[Excerpts from a dataset]
╔══

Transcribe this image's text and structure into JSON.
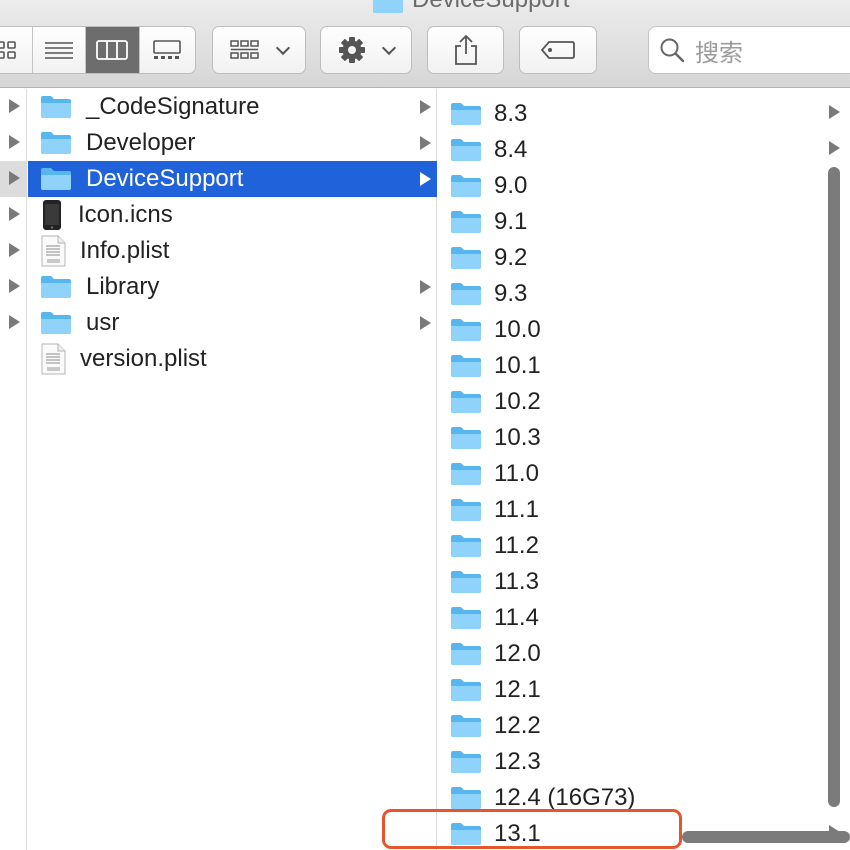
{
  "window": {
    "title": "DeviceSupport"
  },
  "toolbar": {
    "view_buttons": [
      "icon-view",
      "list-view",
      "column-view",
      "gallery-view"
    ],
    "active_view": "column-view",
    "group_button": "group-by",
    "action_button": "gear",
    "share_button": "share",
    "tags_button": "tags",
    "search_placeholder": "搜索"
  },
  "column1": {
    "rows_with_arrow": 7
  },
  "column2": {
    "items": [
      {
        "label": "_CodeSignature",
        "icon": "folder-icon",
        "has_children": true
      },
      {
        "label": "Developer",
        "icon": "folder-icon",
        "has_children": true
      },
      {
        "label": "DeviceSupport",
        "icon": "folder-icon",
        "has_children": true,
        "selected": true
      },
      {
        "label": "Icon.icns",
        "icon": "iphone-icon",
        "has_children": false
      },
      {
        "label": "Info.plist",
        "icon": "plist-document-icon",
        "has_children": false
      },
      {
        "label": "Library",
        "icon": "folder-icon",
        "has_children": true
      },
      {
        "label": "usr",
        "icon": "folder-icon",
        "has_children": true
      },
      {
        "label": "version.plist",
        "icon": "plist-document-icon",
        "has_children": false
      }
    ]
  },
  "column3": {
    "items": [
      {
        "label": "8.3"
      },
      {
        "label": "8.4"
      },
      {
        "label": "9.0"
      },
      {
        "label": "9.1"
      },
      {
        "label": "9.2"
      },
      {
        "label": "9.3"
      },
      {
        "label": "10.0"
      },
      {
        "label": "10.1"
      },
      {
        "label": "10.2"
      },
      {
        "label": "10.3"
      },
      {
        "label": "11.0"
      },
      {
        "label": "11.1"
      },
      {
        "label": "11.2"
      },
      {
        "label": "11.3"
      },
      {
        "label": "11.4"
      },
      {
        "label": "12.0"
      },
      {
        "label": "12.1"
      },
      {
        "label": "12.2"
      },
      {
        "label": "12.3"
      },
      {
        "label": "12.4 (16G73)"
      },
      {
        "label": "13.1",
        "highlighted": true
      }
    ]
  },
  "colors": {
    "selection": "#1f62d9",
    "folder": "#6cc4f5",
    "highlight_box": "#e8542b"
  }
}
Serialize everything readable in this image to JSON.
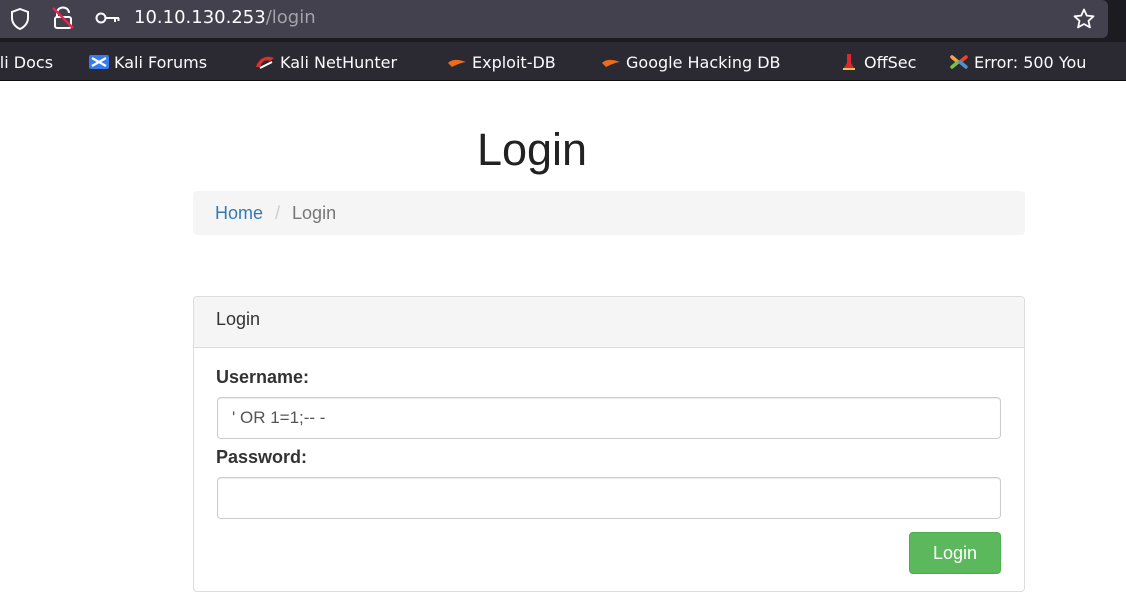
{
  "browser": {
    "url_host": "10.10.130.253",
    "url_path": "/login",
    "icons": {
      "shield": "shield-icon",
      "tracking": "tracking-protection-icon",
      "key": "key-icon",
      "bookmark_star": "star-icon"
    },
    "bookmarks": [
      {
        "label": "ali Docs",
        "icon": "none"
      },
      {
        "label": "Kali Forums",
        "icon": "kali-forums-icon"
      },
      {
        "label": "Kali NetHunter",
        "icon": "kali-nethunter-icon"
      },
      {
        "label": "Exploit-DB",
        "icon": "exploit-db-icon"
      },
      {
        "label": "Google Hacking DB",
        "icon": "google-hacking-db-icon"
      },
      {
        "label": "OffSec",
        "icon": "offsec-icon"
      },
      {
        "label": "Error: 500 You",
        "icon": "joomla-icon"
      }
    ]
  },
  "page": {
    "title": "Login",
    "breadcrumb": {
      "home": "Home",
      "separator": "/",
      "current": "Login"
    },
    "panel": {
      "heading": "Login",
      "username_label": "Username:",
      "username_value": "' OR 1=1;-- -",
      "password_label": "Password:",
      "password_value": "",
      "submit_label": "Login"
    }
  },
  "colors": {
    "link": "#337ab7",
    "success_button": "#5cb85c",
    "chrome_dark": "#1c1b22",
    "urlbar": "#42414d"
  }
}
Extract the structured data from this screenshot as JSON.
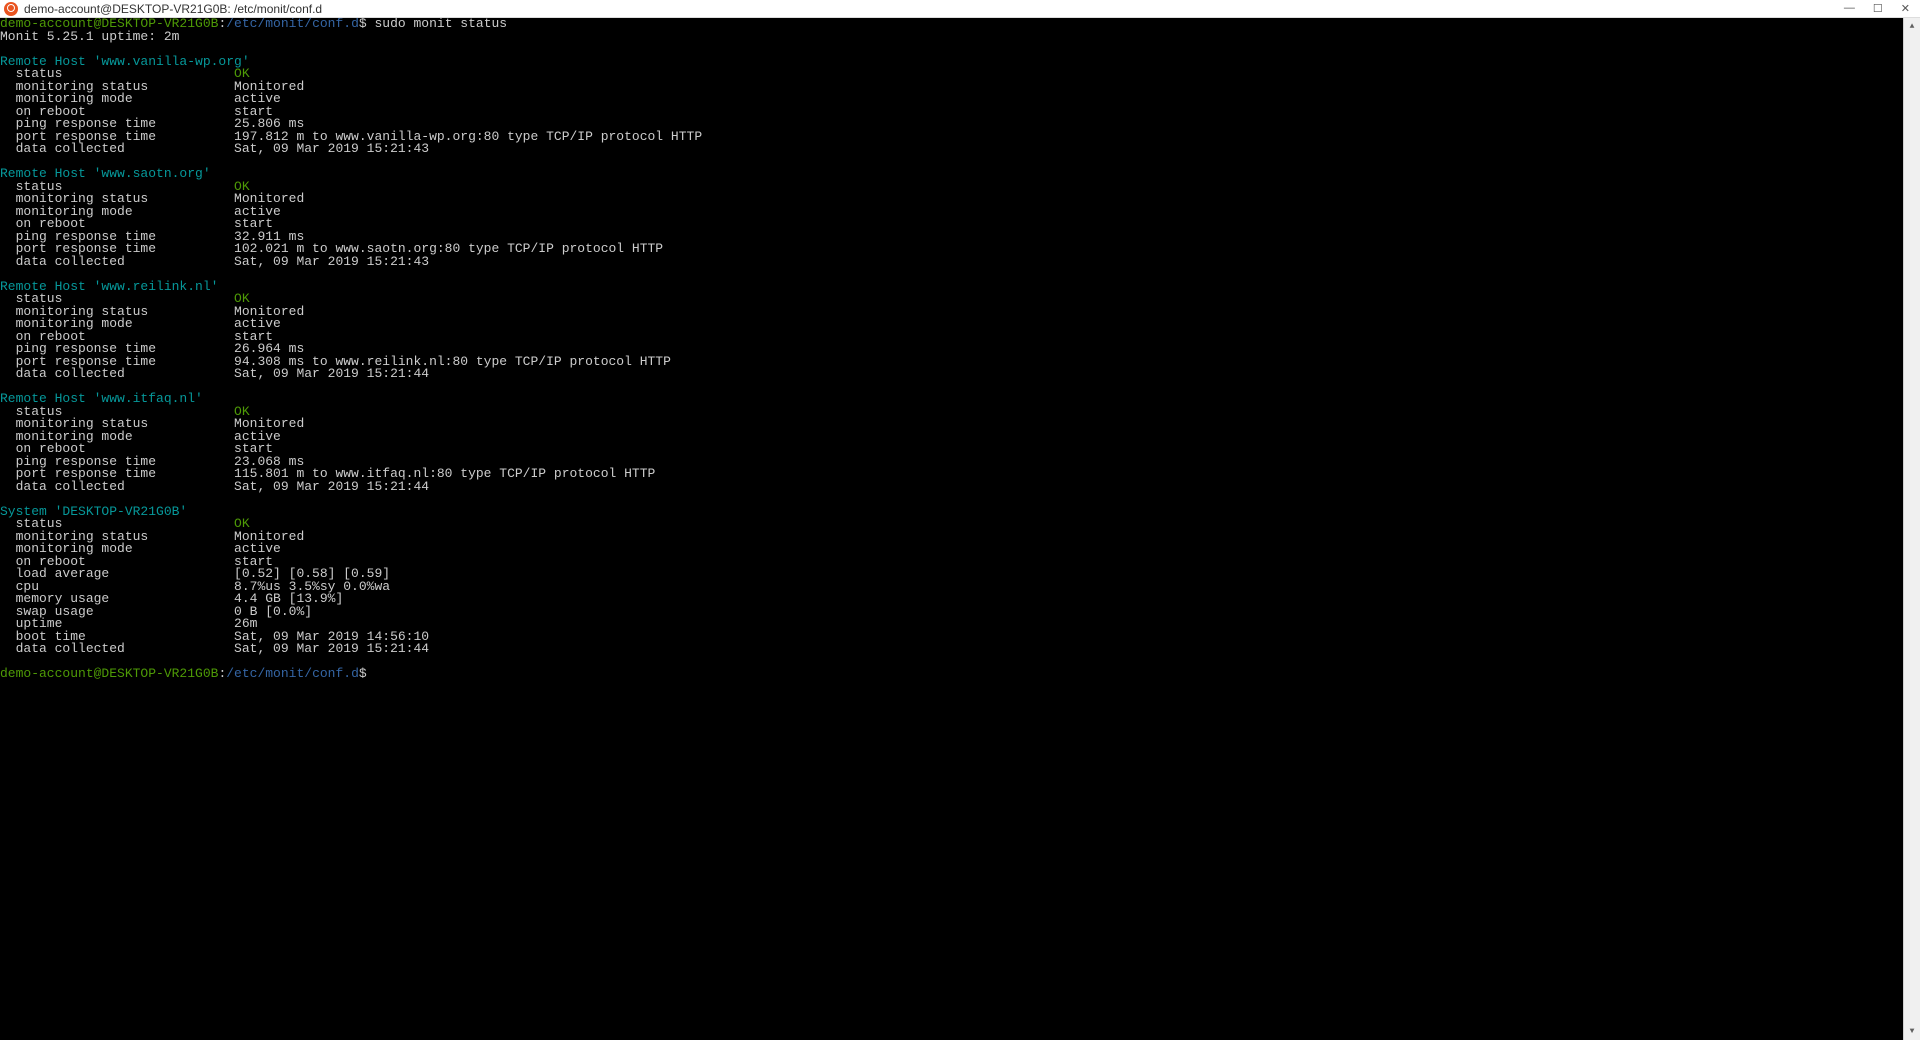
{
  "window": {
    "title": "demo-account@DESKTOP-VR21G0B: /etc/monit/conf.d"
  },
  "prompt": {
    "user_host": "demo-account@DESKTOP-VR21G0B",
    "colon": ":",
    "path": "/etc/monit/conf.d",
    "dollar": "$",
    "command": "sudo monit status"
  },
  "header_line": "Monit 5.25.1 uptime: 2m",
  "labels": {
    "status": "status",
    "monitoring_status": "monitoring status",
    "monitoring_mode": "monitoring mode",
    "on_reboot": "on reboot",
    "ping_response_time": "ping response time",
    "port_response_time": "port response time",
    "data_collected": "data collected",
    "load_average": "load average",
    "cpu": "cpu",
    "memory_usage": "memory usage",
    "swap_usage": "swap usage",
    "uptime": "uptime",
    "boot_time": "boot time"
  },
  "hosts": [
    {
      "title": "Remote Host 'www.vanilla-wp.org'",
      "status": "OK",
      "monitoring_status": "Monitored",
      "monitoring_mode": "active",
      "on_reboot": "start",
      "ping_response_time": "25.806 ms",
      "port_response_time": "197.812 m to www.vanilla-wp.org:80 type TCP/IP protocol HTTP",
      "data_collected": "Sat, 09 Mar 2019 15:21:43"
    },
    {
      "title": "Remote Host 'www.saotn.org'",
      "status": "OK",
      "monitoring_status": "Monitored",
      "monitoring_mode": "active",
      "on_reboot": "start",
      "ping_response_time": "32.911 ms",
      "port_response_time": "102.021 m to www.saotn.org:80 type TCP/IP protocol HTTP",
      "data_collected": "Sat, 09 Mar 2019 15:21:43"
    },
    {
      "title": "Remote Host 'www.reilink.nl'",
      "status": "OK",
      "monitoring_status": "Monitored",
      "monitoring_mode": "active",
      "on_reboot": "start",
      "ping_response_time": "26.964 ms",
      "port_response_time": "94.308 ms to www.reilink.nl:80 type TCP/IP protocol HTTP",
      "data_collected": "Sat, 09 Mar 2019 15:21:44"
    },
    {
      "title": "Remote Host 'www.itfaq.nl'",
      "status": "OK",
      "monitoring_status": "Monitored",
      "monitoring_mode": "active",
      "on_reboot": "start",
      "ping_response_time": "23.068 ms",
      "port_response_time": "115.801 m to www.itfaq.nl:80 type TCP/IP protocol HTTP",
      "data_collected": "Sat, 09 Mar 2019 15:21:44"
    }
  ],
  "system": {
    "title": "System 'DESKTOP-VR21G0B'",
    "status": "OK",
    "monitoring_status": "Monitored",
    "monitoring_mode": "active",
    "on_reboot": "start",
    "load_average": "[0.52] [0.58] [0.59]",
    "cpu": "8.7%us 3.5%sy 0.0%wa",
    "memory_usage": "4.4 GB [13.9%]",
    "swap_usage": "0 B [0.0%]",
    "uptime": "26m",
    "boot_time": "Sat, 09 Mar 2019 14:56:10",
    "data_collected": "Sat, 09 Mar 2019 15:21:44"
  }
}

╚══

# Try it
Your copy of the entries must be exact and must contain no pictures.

# Answer area
Transcribe this image's text and structure into JSON.
{
  "window": {
    "title": "DeviceSupport"
  },
  "toolbar": {
    "view_buttons": [
      "icon-view",
      "list-view",
      "column-view",
      "gallery-view"
    ],
    "active_view": "column-view",
    "group_button": "group-by",
    "action_button": "gear",
    "share_button": "share",
    "tags_button": "tags",
    "search_placeholder": "搜索"
  },
  "column1": {
    "rows_with_arrow": 7
  },
  "column2": {
    "items": [
      {
        "label": "_CodeSignature",
        "icon": "folder-icon",
        "has_children": true
      },
      {
        "label": "Developer",
        "icon": "folder-icon",
        "has_children": true
      },
      {
        "label": "DeviceSupport",
        "icon": "folder-icon",
        "has_children": true,
        "selected": true
      },
      {
        "label": "Icon.icns",
        "icon": "iphone-icon",
        "has_children": false
      },
      {
        "label": "Info.plist",
        "icon": "plist-document-icon",
        "has_children": false
      },
      {
        "label": "Library",
        "icon": "folder-icon",
        "has_children": true
      },
      {
        "label": "usr",
        "icon": "folder-icon",
        "has_children": true
      },
      {
        "label": "version.plist",
        "icon": "plist-document-icon",
        "has_children": false
      }
    ]
  },
  "column3": {
    "items": [
      {
        "label": "8.3"
      },
      {
        "label": "8.4"
      },
      {
        "label": "9.0"
      },
      {
        "label": "9.1"
      },
      {
        "label": "9.2"
      },
      {
        "label": "9.3"
      },
      {
        "label": "10.0"
      },
      {
        "label": "10.1"
      },
      {
        "label": "10.2"
      },
      {
        "label": "10.3"
      },
      {
        "label": "11.0"
      },
      {
        "label": "11.1"
      },
      {
        "label": "11.2"
      },
      {
        "label": "11.3"
      },
      {
        "label": "11.4"
      },
      {
        "label": "12.0"
      },
      {
        "label": "12.1"
      },
      {
        "label": "12.2"
      },
      {
        "label": "12.3"
      },
      {
        "label": "12.4 (16G73)"
      },
      {
        "label": "13.1",
        "highlighted": true
      }
    ]
  },
  "colors": {
    "selection": "#1f62d9",
    "folder": "#6cc4f5",
    "highlight_box": "#e8542b"
  }
}
Serialize everything readable in this image to JSON.
{
  "browser": {
    "url_host": "10.10.130.253",
    "url_path": "/login",
    "icons": {
      "shield": "shield-icon",
      "tracking": "tracking-protection-icon",
      "key": "key-icon",
      "bookmark_star": "star-icon"
    },
    "bookmarks": [
      {
        "label": "ali Docs",
        "icon": "none"
      },
      {
        "label": "Kali Forums",
        "icon": "kali-forums-icon"
      },
      {
        "label": "Kali NetHunter",
        "icon": "kali-nethunter-icon"
      },
      {
        "label": "Exploit-DB",
        "icon": "exploit-db-icon"
      },
      {
        "label": "Google Hacking DB",
        "icon": "google-hacking-db-icon"
      },
      {
        "label": "OffSec",
        "icon": "offsec-icon"
      },
      {
        "label": "Error: 500 You",
        "icon": "joomla-icon"
      }
    ]
  },
  "page": {
    "title": "Login",
    "breadcrumb": {
      "home": "Home",
      "separator": "/",
      "current": "Login"
    },
    "panel": {
      "heading": "Login",
      "username_label": "Username:",
      "username_value": "' OR 1=1;-- -",
      "password_label": "Password:",
      "password_value": "",
      "submit_label": "Login"
    }
  },
  "colors": {
    "link": "#337ab7",
    "success_button": "#5cb85c",
    "chrome_dark": "#1c1b22",
    "urlbar": "#42414d"
  }
}
Extract the structured data from this screenshot as JSON.
{
  "window": {
    "title": "demo-account@DESKTOP-VR21G0B: /etc/monit/conf.d"
  },
  "prompt": {
    "user_host": "demo-account@DESKTOP-VR21G0B",
    "colon": ":",
    "path": "/etc/monit/conf.d",
    "dollar": "$",
    "command": "sudo monit status"
  },
  "header_line": "Monit 5.25.1 uptime: 2m",
  "labels": {
    "status": "status",
    "monitoring_status": "monitoring status",
    "monitoring_mode": "monitoring mode",
    "on_reboot": "on reboot",
    "ping_response_time": "ping response time",
    "port_response_time": "port response time",
    "data_collected": "data collected",
    "load_average": "load average",
    "cpu": "cpu",
    "memory_usage": "memory usage",
    "swap_usage": "swap usage",
    "uptime": "uptime",
    "boot_time": "boot time"
  },
  "hosts": [
    {
      "title": "Remote Host 'www.vanilla-wp.org'",
      "status": "OK",
      "monitoring_status": "Monitored",
      "monitoring_mode": "active",
      "on_reboot": "start",
      "ping_response_time": "25.806 ms",
      "port_response_time": "197.812 m to www.vanilla-wp.org:80 type TCP/IP protocol HTTP",
      "data_collected": "Sat, 09 Mar 2019 15:21:43"
    },
    {
      "title": "Remote Host 'www.saotn.org'",
      "status": "OK",
      "monitoring_status": "Monitored",
      "monitoring_mode": "active",
      "on_reboot": "start",
      "ping_response_time": "32.911 ms",
      "port_response_time": "102.021 m to www.saotn.org:80 type TCP/IP protocol HTTP",
      "data_collected": "Sat, 09 Mar 2019 15:21:43"
    },
    {
      "title": "Remote Host 'www.reilink.nl'",
      "status": "OK",
      "monitoring_status": "Monitored",
      "monitoring_mode": "active",
      "on_reboot": "start",
      "ping_response_time": "26.964 ms",
      "port_response_time": "94.308 ms to www.reilink.nl:80 type TCP/IP protocol HTTP",
      "data_collected": "Sat, 09 Mar 2019 15:21:44"
    },
    {
      "title": "Remote Host 'www.itfaq.nl'",
      "status": "OK",
      "monitoring_status": "Monitored",
      "monitoring_mode": "active",
      "on_reboot": "start",
      "ping_response_time": "23.068 ms",
      "port_response_time": "115.801 m to www.itfaq.nl:80 type TCP/IP protocol HTTP",
      "data_collected": "Sat, 09 Mar 2019 15:21:44"
    }
  ],
  "system": {
    "title": "System 'DESKTOP-VR21G0B'",
    "status": "OK",
    "monitoring_status": "Monitored",
    "monitoring_mode": "active",
    "on_reboot": "start",
    "load_average": "[0.52] [0.58] [0.59]",
    "cpu": "8.7%us 3.5%sy 0.0%wa",
    "memory_usage": "4.4 GB [13.9%]",
    "swap_usage": "0 B [0.0%]",
    "uptime": "26m",
    "boot_time": "Sat, 09 Mar 2019 14:56:10",
    "data_collected": "Sat, 09 Mar 2019 15:21:44"
  }
}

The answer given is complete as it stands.